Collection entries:
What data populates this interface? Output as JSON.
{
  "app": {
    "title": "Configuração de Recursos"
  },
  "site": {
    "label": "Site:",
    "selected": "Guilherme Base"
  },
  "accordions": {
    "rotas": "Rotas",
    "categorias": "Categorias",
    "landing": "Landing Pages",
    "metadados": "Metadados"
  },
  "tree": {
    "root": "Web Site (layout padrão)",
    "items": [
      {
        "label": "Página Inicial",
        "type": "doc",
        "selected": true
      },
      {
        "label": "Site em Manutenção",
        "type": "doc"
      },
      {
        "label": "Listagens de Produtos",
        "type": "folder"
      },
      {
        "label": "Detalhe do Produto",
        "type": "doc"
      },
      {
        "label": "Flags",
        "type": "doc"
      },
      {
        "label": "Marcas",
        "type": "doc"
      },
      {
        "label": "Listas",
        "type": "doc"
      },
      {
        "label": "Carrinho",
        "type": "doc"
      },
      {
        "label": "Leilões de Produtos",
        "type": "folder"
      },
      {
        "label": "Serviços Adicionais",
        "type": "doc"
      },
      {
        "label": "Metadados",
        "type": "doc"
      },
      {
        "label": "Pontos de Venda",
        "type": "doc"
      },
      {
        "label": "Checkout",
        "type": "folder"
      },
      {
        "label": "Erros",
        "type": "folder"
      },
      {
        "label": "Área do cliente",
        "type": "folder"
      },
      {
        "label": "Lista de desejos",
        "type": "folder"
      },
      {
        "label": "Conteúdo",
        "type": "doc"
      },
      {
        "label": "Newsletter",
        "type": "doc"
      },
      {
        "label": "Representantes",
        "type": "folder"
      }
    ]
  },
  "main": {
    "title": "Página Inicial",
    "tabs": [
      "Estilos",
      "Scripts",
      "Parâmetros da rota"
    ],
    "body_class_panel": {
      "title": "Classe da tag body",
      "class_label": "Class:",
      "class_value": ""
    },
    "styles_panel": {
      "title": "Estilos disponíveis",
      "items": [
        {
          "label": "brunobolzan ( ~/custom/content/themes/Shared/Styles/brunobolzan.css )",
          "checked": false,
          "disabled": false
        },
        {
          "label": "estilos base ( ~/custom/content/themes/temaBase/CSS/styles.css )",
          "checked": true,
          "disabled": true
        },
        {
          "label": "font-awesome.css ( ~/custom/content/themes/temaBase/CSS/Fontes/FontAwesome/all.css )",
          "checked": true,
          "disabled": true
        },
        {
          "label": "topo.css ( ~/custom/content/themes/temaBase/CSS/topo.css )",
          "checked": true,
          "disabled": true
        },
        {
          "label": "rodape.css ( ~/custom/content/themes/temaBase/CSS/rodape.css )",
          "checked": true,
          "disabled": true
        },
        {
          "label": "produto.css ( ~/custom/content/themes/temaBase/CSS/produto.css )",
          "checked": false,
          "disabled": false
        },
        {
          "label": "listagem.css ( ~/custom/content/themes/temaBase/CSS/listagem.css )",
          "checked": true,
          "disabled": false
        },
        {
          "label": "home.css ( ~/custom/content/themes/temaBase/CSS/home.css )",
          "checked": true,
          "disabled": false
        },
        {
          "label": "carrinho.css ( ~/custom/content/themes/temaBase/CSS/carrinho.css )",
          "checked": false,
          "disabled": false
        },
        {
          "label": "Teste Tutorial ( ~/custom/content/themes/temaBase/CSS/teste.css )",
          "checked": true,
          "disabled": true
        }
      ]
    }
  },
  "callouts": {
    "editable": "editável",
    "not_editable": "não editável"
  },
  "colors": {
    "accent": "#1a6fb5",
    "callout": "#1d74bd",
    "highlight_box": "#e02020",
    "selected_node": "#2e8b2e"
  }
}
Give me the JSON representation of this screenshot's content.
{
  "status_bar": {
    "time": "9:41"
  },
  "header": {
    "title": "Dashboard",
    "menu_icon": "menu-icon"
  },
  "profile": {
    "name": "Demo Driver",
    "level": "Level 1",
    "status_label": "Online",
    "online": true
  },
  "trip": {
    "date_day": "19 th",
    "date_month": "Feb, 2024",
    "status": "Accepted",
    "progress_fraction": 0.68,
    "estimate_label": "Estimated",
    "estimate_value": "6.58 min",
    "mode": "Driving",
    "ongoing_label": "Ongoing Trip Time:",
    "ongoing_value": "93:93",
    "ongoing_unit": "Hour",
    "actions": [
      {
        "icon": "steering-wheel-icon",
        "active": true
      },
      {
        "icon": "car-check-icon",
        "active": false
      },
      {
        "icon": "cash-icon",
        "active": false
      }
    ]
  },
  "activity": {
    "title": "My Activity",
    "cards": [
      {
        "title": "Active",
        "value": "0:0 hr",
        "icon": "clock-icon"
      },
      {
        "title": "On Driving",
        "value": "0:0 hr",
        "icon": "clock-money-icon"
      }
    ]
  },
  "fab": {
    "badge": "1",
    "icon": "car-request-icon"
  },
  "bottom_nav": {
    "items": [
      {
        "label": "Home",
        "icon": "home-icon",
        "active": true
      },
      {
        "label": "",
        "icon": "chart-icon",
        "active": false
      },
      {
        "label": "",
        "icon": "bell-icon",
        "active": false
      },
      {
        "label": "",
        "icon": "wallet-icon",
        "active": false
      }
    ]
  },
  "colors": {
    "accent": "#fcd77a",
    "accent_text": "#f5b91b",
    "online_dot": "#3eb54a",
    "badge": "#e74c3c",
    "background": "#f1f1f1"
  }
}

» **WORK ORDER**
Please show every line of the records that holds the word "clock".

» **RESPONSE TO THE TASK**
        "icon": "clock-icon"
        "icon": "clock-money-icon"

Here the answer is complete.